Ironically, today marks my first day as the father of a teen, and already the drama has begun. Adolescence is that time when we figure out our place in our small world and figure out how to make adult decisions in the areas of love, friendship, and loyalty without the meddling of those pesky adults. In the teen melodrama, Sticky Toffee Pudding, the story of youth is told entirely by first-time university student filmmakers.
I’ll start by saying that there’s a lot of plot in Sticky Toffee Pudding, and it might be better served as an episodic series versus a feature film.

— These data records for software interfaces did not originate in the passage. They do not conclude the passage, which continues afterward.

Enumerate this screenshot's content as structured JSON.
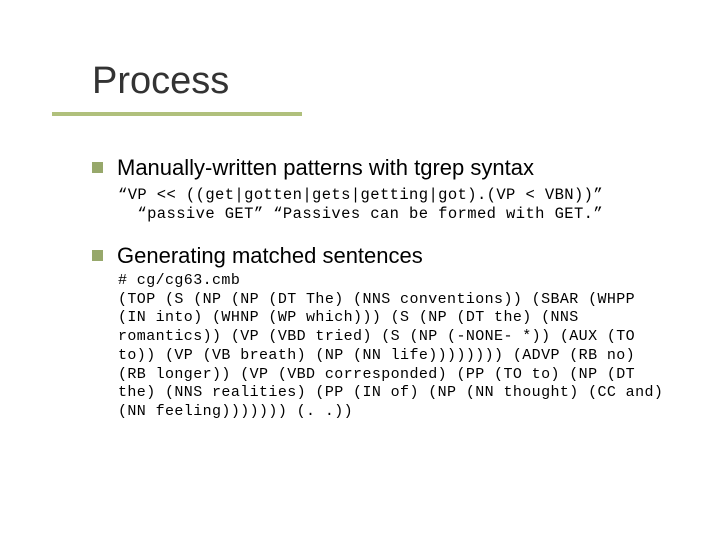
{
  "title": "Process",
  "bullets": [
    {
      "text": "Manually-written patterns with tgrep syntax",
      "code": "“VP << ((get|gotten|gets|getting|got).(VP < VBN))”\n  “passive GET” “Passives can be formed with GET.”"
    },
    {
      "text": "Generating matched sentences",
      "code": "# cg/cg63.cmb\n(TOP (S (NP (NP (DT The) (NNS conventions)) (SBAR (WHPP (IN into) (WHNP (WP which))) (S (NP (DT the) (NNS romantics)) (VP (VBD tried) (S (NP (-NONE- *)) (AUX (TO to)) (VP (VB breath) (NP (NN life)))))))) (ADVP (RB no) (RB longer)) (VP (VBD corresponded) (PP (TO to) (NP (DT the) (NNS realities) (PP (IN of) (NP (NN thought) (CC and) (NN feeling))))))) (. .))"
    }
  ]
}
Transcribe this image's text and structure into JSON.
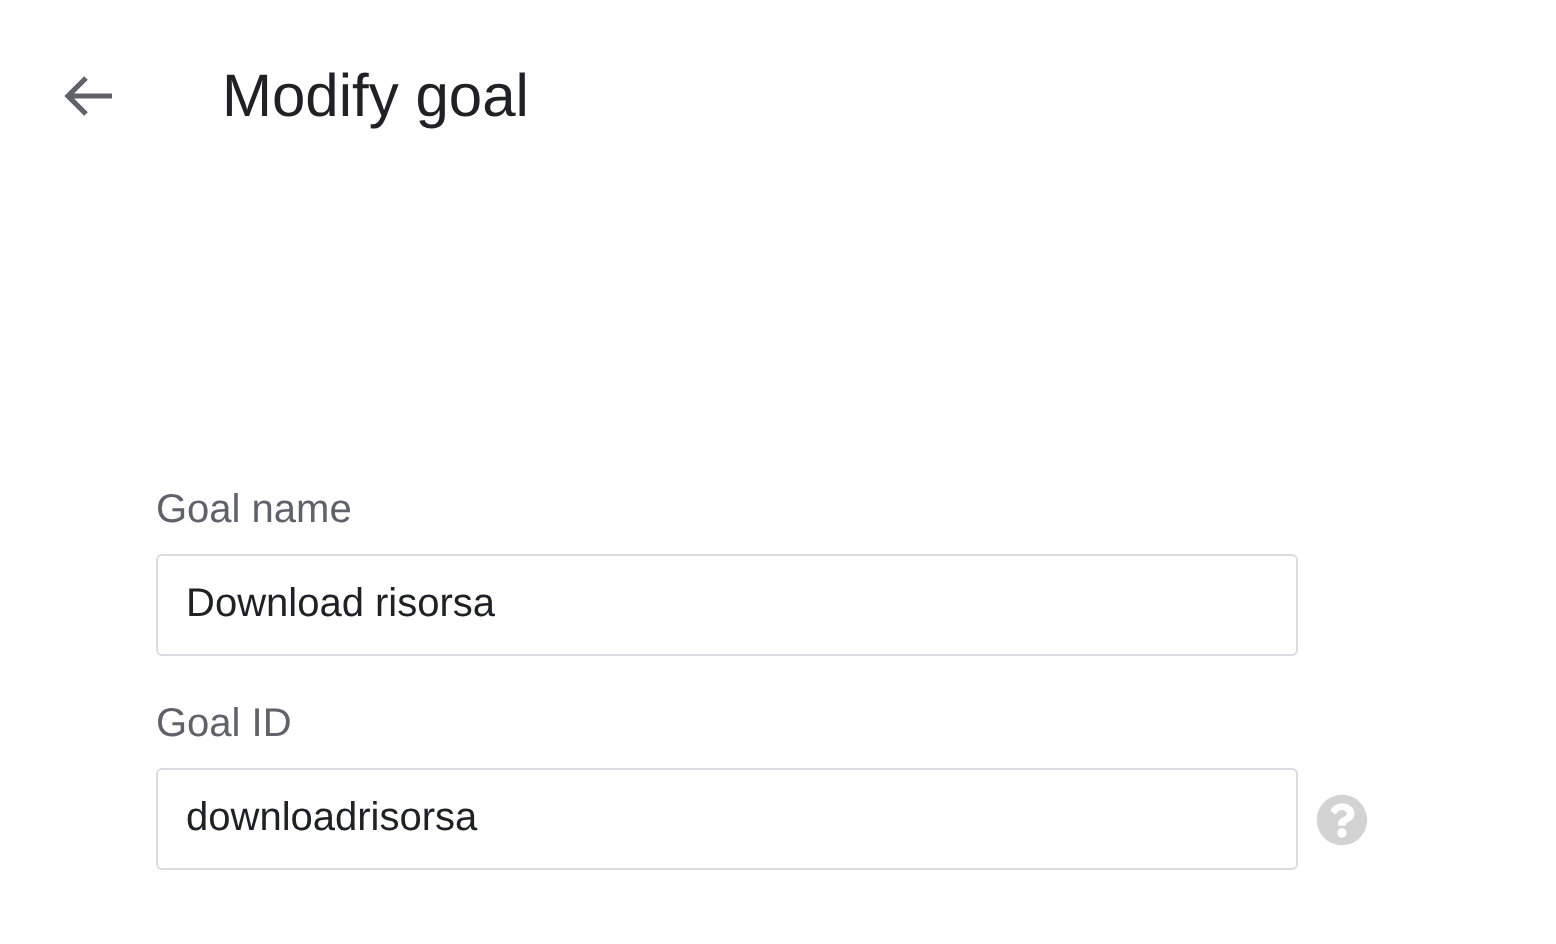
{
  "header": {
    "title": "Modify goal"
  },
  "fields": [
    {
      "label": "Goal name",
      "value": "Download risorsa",
      "help": false
    },
    {
      "label": "Goal ID",
      "value": "downloadrisorsa",
      "help": true
    }
  ]
}
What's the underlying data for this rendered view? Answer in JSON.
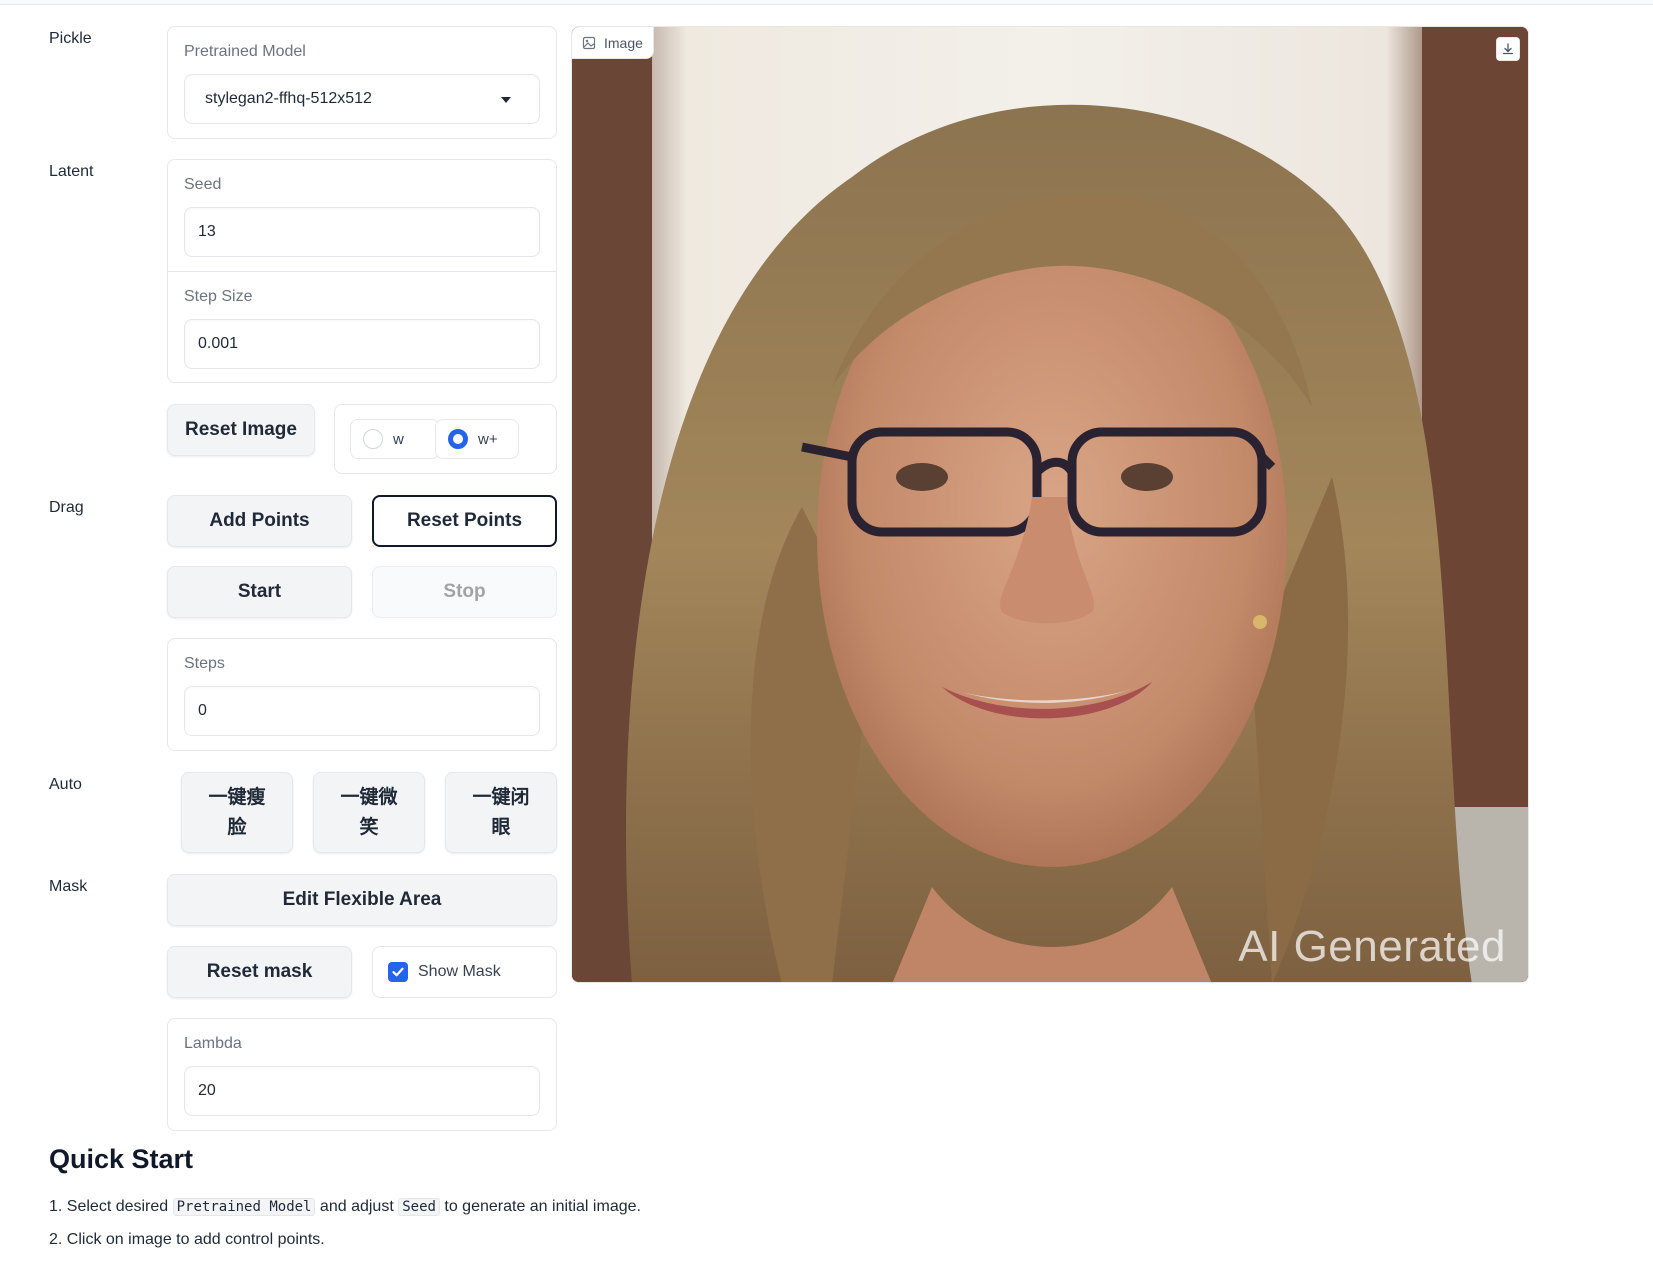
{
  "sections": {
    "pickle": "Pickle",
    "latent": "Latent",
    "drag": "Drag",
    "auto": "Auto",
    "mask": "Mask"
  },
  "pretrained_model": {
    "label": "Pretrained Model",
    "value": "stylegan2-ffhq-512x512"
  },
  "seed": {
    "label": "Seed",
    "value": "13"
  },
  "step_size": {
    "label": "Step Size",
    "value": "0.001"
  },
  "reset_image_label": "Reset Image",
  "latent_space": {
    "options": [
      "w",
      "w+"
    ],
    "selected": "w+"
  },
  "drag": {
    "add_points": "Add Points",
    "reset_points": "Reset Points",
    "start": "Start",
    "stop": "Stop",
    "steps_label": "Steps",
    "steps_value": "0"
  },
  "auto": {
    "buttons": [
      {
        "line1": "一键瘦",
        "line2": "脸"
      },
      {
        "line1": "一键微",
        "line2": "笑"
      },
      {
        "line1": "一键闭",
        "line2": "眼"
      }
    ]
  },
  "mask": {
    "edit_flexible_area": "Edit Flexible Area",
    "reset_mask": "Reset mask",
    "show_mask_label": "Show Mask",
    "show_mask_checked": true,
    "lambda_label": "Lambda",
    "lambda_value": "20"
  },
  "image": {
    "tag": "Image",
    "watermark": "AI Generated"
  },
  "quick_start": {
    "title": "Quick Start",
    "line1": {
      "pre": "1. Select desired ",
      "code1": "Pretrained Model",
      "mid": " and adjust ",
      "code2": "Seed",
      "post": " to generate an initial image."
    },
    "line2": "2. Click on image to add control points."
  },
  "colors": {
    "accent": "#2563eb",
    "border": "#e5e7eb",
    "button_bg": "#f3f4f6"
  }
}
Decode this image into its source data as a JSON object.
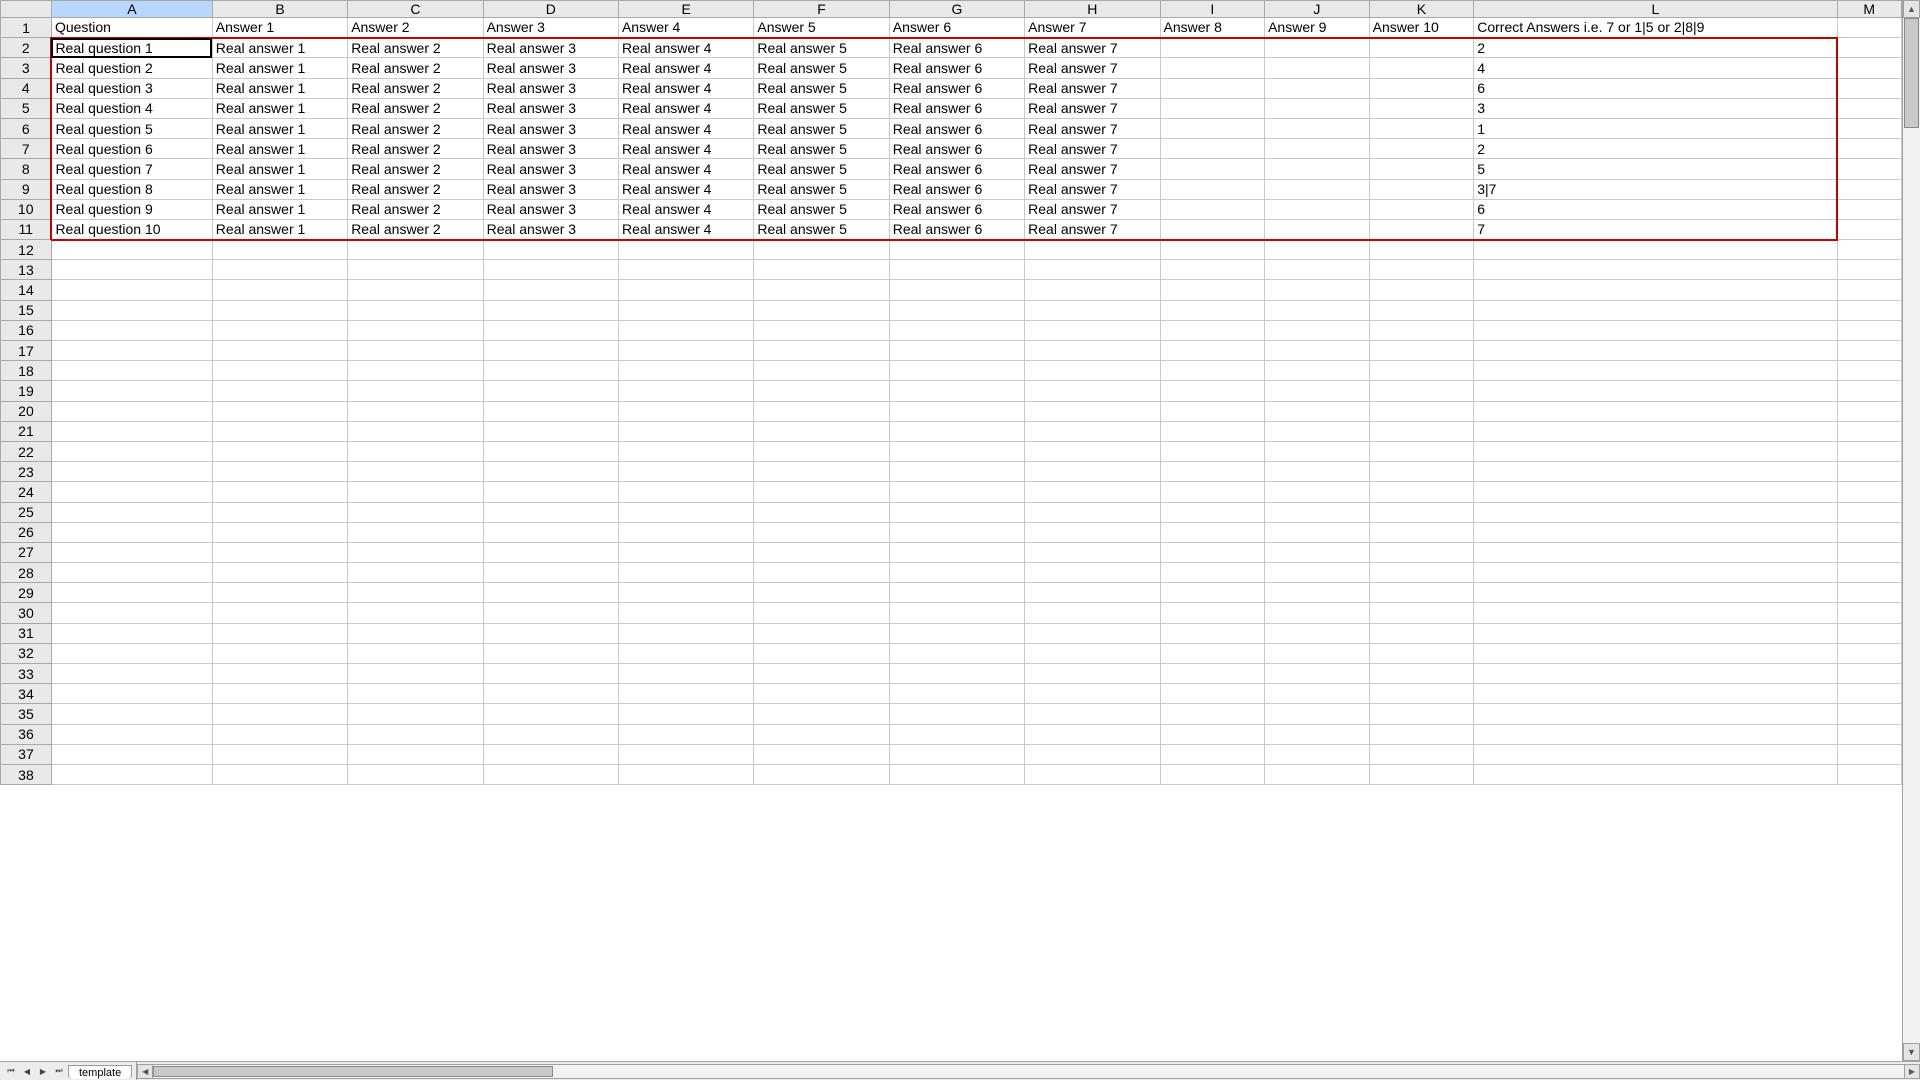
{
  "columns": [
    "A",
    "B",
    "C",
    "D",
    "E",
    "F",
    "G",
    "H",
    "I",
    "J",
    "K",
    "L",
    "M"
  ],
  "headers": {
    "A": "Question",
    "B": "Answer 1",
    "C": "Answer 2",
    "D": "Answer 3",
    "E": "Answer 4",
    "F": "Answer 5",
    "G": "Answer 6",
    "H": "Answer 7",
    "I": "Answer 8",
    "J": "Answer 9",
    "K": "Answer 10",
    "L": "Correct Answers i.e. 7 or 1|5 or 2|8|9",
    "M": ""
  },
  "rows": [
    {
      "q": "Real question 1",
      "a1": "Real answer 1",
      "a2": "Real answer 2",
      "a3": "Real answer 3",
      "a4": "Real answer 4",
      "a5": "Real answer 5",
      "a6": "Real answer 6",
      "a7": "Real answer 7",
      "correct": "2",
      "correct_numeric": true
    },
    {
      "q": "Real question 2",
      "a1": "Real answer 1",
      "a2": "Real answer 2",
      "a3": "Real answer 3",
      "a4": "Real answer 4",
      "a5": "Real answer 5",
      "a6": "Real answer 6",
      "a7": "Real answer 7",
      "correct": "4",
      "correct_numeric": true
    },
    {
      "q": "Real question 3",
      "a1": "Real answer 1",
      "a2": "Real answer 2",
      "a3": "Real answer 3",
      "a4": "Real answer 4",
      "a5": "Real answer 5",
      "a6": "Real answer 6",
      "a7": "Real answer 7",
      "correct": "6",
      "correct_numeric": true
    },
    {
      "q": "Real question 4",
      "a1": "Real answer 1",
      "a2": "Real answer 2",
      "a3": "Real answer 3",
      "a4": "Real answer 4",
      "a5": "Real answer 5",
      "a6": "Real answer 6",
      "a7": "Real answer 7",
      "correct": "3",
      "correct_numeric": true
    },
    {
      "q": "Real question 5",
      "a1": "Real answer 1",
      "a2": "Real answer 2",
      "a3": "Real answer 3",
      "a4": "Real answer 4",
      "a5": "Real answer 5",
      "a6": "Real answer 6",
      "a7": "Real answer 7",
      "correct": "1",
      "correct_numeric": true
    },
    {
      "q": "Real question 6",
      "a1": "Real answer 1",
      "a2": "Real answer 2",
      "a3": "Real answer 3",
      "a4": "Real answer 4",
      "a5": "Real answer 5",
      "a6": "Real answer 6",
      "a7": "Real answer 7",
      "correct": "2",
      "correct_numeric": true
    },
    {
      "q": "Real question 7",
      "a1": "Real answer 1",
      "a2": "Real answer 2",
      "a3": "Real answer 3",
      "a4": "Real answer 4",
      "a5": "Real answer 5",
      "a6": "Real answer 6",
      "a7": "Real answer 7",
      "correct": "5",
      "correct_numeric": true
    },
    {
      "q": "Real question 8",
      "a1": "Real answer 1",
      "a2": "Real answer 2",
      "a3": "Real answer 3",
      "a4": "Real answer 4",
      "a5": "Real answer 5",
      "a6": "Real answer 6",
      "a7": "Real answer 7",
      "correct": "3|7",
      "correct_numeric": false
    },
    {
      "q": "Real question 9",
      "a1": "Real answer 1",
      "a2": "Real answer 2",
      "a3": "Real answer 3",
      "a4": "Real answer 4",
      "a5": "Real answer 5",
      "a6": "Real answer 6",
      "a7": "Real answer 7",
      "correct": "6",
      "correct_numeric": true
    },
    {
      "q": "Real question 10",
      "a1": "Real answer 1",
      "a2": "Real answer 2",
      "a3": "Real answer 3",
      "a4": "Real answer 4",
      "a5": "Real answer 5",
      "a6": "Real answer 6",
      "a7": "Real answer 7",
      "correct": "7",
      "correct_numeric": true
    }
  ],
  "empty_rows_after": 27,
  "last_row_number": 38,
  "active_cell": "A2",
  "highlight": {
    "row_start": 2,
    "row_end": 11,
    "col_start": "A",
    "col_end": "L"
  },
  "sheet_tab": "template",
  "tab_nav": {
    "first": "⏮",
    "prev": "◀",
    "next": "▶",
    "last": "⏭"
  },
  "scroll_arrows": {
    "up": "▲",
    "down": "▼",
    "left": "◀",
    "right": "▶"
  }
}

The primary story follows the 17-year-old Shelby (Samuel Nicholls), who returns to school after the death of his best friend Eppie, who appears through the film as a ghostly memory in Shelby’s mind as carries her diary everywhere.
“…returns to school after the death of his best friend Eppie, who appears through the film as a ghostly memory in [his] mind…”
While the film is promoted as Shelby’s journey through grief, the overall movie has a “brat pack” feel to it. Shelby gains new friends as he joins the popular group (which Eppie was once part). These friends include Moses (Charlie Howard), who is in a secret relationship with Margot (Genevieve Lewis). There’s also Charles (Callum Henderson), Roisin (Sophie Mae), Lilibet (Emily-Kate Barry), and on the periphery, Ariel (Samuel G. Caple), who supplies the gang with their party drugs.
Lilibet takes a particular liking to Shelby. The two often go off together alone to talk and reminisce about Eppie. They become fast friends after a game of bowl smashing (apparently it’s a thing). Shelby finds himself attracted to Lilibet but also holding tight to the memory of Eppie.
The second act shifts to the other characters. Charles buys drugs from Ariel using a nude photo of Moses as payment. Ariel appears to have a crush on Moses. Moses, on the other hand, has a major crush on Margot, but Margot insists on keeping mum and holding off on any physicality until she’s sure she is ready. Charles is the toxic male of the group. Though he’s interested in Roisin, she is a defender of Ariel, who is a constant target of Charles’ homophobic bullying. His supply of drugs keeps Ariel in good favor with the group.
"…reeks of hard work and dedication across the board."